“Trees automatically suck carbon dioxide out of the air,” says Huberty, noting that this happens whether a tree remains in the forest or if it’s harvested and used for products like timber for homes. “A basic question for everybody is, ‘How much carbon is in your house? How much are you storing?’ Should we be using more wood to build houses? The answer is yes. When you harvest trees and put them into buildings, you could be storing carbon for decades.”
The 2023 Farm Bill, which, at presstime, has yet to be passed by Congress, addresses the future of forestry as it relates to climate change, including benefits to landowners to maintain healthy forests, and more equitable administration of forest conservation programs.
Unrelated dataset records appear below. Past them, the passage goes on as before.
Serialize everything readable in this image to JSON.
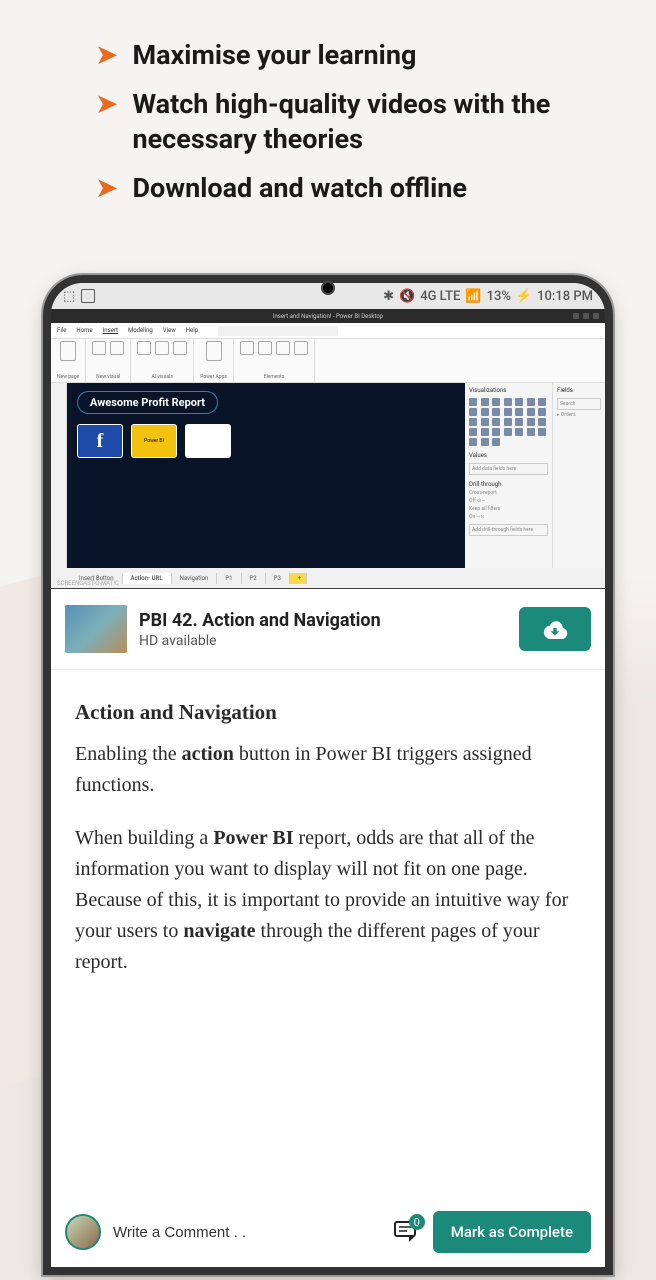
{
  "bullets": [
    "Maximise your learning",
    "Watch high-quality videos with the necessary theories",
    "Download and watch offline"
  ],
  "status_bar": {
    "signal": "4G LTE",
    "battery": "13%",
    "time": "10:18 PM"
  },
  "pbi": {
    "window_title": "Insert and Navigation! - Power BI Desktop",
    "ribbon_tabs": [
      "File",
      "Home",
      "Insert",
      "Modeling",
      "View",
      "Help"
    ],
    "active_tab": "Insert",
    "search_placeholder": "Search",
    "report_title": "Awesome Profit Report",
    "card_yellow_label": "Power BI",
    "panel_viz": "Visualizations",
    "panel_fields": "Fields",
    "fields_search": "Search",
    "fields_item": "Orders",
    "values_label": "Values",
    "values_placeholder": "Add data fields here",
    "drill_label": "Drill through",
    "crossreport": "Cross-report",
    "crossreport_state": "Off",
    "keepfilters": "Keep all filters",
    "keepfilters_state": "On",
    "drill_placeholder": "Add drill-through fields here",
    "page_tabs": [
      "Insert Button",
      "Action- URL",
      "Navigation",
      "P1",
      "P2",
      "P3"
    ],
    "active_page": "Action- URL",
    "watermark": "SCREENCAST-O-MATIC"
  },
  "lesson": {
    "title": "PBI 42. Action and Navigation",
    "subtitle": "HD available"
  },
  "content": {
    "heading": "Action and Navigation",
    "p1_pre": "Enabling the ",
    "p1_b1": "action",
    "p1_post": " button in Power BI triggers assigned functions.",
    "p2_pre": "When building a ",
    "p2_b1": "Power BI",
    "p2_mid": " report, odds are that all of the information you want to display will not fit on one page. Because of this, it is important to provide an intuitive way for your users to ",
    "p2_b2": "navigate",
    "p2_post": " through the different pages of your report."
  },
  "bottom": {
    "comment_placeholder": "Write a Comment . .",
    "comment_count": "0",
    "mark_complete": "Mark as Complete"
  }
}
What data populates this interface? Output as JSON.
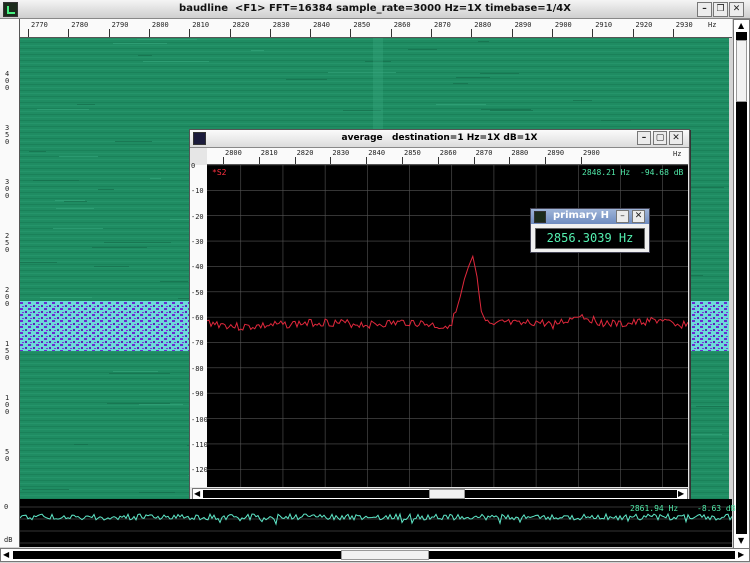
{
  "window": {
    "title": "baudline  <F1> FFT=16384 sample_rate=3000 Hz=1X timebase=1/4X",
    "buttons": [
      "–",
      "❐",
      "✕"
    ]
  },
  "main_ruler": {
    "unit": "Hz",
    "ticks": [
      "2770",
      "2780",
      "2790",
      "2800",
      "2810",
      "2820",
      "2830",
      "2840",
      "2850",
      "2860",
      "2870",
      "2880",
      "2890",
      "2900",
      "2910",
      "2920",
      "2930"
    ]
  },
  "side_ruler": {
    "ticks": [
      "400",
      "350",
      "300",
      "250",
      "200",
      "150",
      "100",
      "50"
    ]
  },
  "average_window": {
    "title": "average   destination=1 Hz=1X dB=1X",
    "ruler_unit": "Hz",
    "ruler_ticks": [
      "2800",
      "2810",
      "2820",
      "2830",
      "2840",
      "2850",
      "2860",
      "2870",
      "2880",
      "2890",
      "2900"
    ],
    "y_ticks": [
      "0",
      "-10",
      "-20",
      "-30",
      "-40",
      "-50",
      "-60",
      "-70",
      "-80",
      "-90",
      "-100",
      "-110",
      "-120"
    ],
    "cursor_label": "*S2",
    "readout_freq": "2848.21 Hz",
    "readout_db": "-94.68 dB"
  },
  "popup": {
    "title": "primary H",
    "value": "2856.3039 Hz"
  },
  "bottom_panel": {
    "y_labels": [
      "0",
      "dB"
    ],
    "readout_freq": "2861.94 Hz",
    "readout_db": "-8.63 dB"
  },
  "colors": {
    "spectrogram_base": "#1d8a60",
    "band_cyan": "#67d8d8",
    "band_purple": "#6b2ad0",
    "trace_red": "#e0283c",
    "trace_cyan": "#5ee8c8",
    "readout_green": "#50e8a8",
    "cursor_red": "#ff3040"
  },
  "chart_data": {
    "type": "line",
    "title": "average   destination=1 Hz=1X dB=1X",
    "xlabel": "Hz",
    "ylabel": "dB",
    "xlim": [
      2792,
      2906
    ],
    "ylim": [
      -127,
      0
    ],
    "series": [
      {
        "color": "#e0283c",
        "x": [
          2792,
          2800,
          2810,
          2820,
          2830,
          2840,
          2845,
          2848,
          2850,
          2851,
          2852,
          2853,
          2854,
          2855,
          2856,
          2857,
          2858,
          2860,
          2862,
          2866,
          2870,
          2874,
          2878,
          2880,
          2885,
          2890,
          2895,
          2900,
          2903,
          2906
        ],
        "y": [
          -62,
          -64,
          -63,
          -62,
          -63,
          -62,
          -63,
          -64,
          -62,
          -58,
          -52,
          -45,
          -40,
          -36,
          -44,
          -58,
          -62,
          -64,
          -62,
          -63,
          -62,
          -63,
          -61,
          -59,
          -62,
          -63,
          -62,
          -61,
          -64,
          -62
        ]
      }
    ]
  }
}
This Farm Bill also looks to increase funding for agroforestry initiatives. Defined by the United States Department of Agriculture as the intentional integration of trees and shrubs into crop and animal farming systems, agroforestry offers significant carbon sequestration while enhancing and protecting crop and livestock production.
Forests—and the products made from them—may be Minnesota’s most important carbon sink, says Fauskee. “We’re discussing all the time how Minnesota’s forests fit into those climate solutions so that they are still here to enjoy in the future.”
Through the Years
Lumber barons move to Minnesota in search of new sources of quality timber.
The U.S. government builds Minnesota’s first sawmill at St. Anthony Falls to supply timber to Fort Snelling.
Minnesota’s first commercial sawmill, Marine Mill, is established along the St. Croix River. A year later, a second commercial sawmill is erected in Stillwater.
Steam-powered sawmilling replaces the need for water power, prompting logging operations to spread to other Minnesota town and production to increase.
Logging railroads arrive in Minnesota, allowing sawmills to transport logs without rivers. Railroads also make it easier to supply loggers with newspapers, fresh produce and other provisions.
1890s to 1910
The “golden era” of logging in Minnesota. In 1900 2.3 billion board feet of lumber is cut from the state’s forests. But, this period is also marked by devastating forest fires fueled by logging operations.
The annual cut of Minnesota pine begins to decline and sawmills close their doors as lumber companies look to the Pacific Northwest and the South for timber.
Lumber companies in Minnesota shift production from saw logs to pulp, paper, matchsticks and manufactured building materials.
Thanks to changes in the wood fiber industry, Minnesota experiences a “Second Forest Revolution.” Sawmills, capital investments, employment and harvest all increase.
With $8 billion in wages and 4 million cords harvested, the state’s forest industries become the third-largest manufacturing industry.
The Sustainable Forest Resources Act is passed, aiming to reduce negative environmental impacts resulting from timber harvesting and forest-management activities.
The forest industry generates $18.7 billion in gross sales from all forest products, and is the fifth-largest manufacturing sector in Minnesota by employment.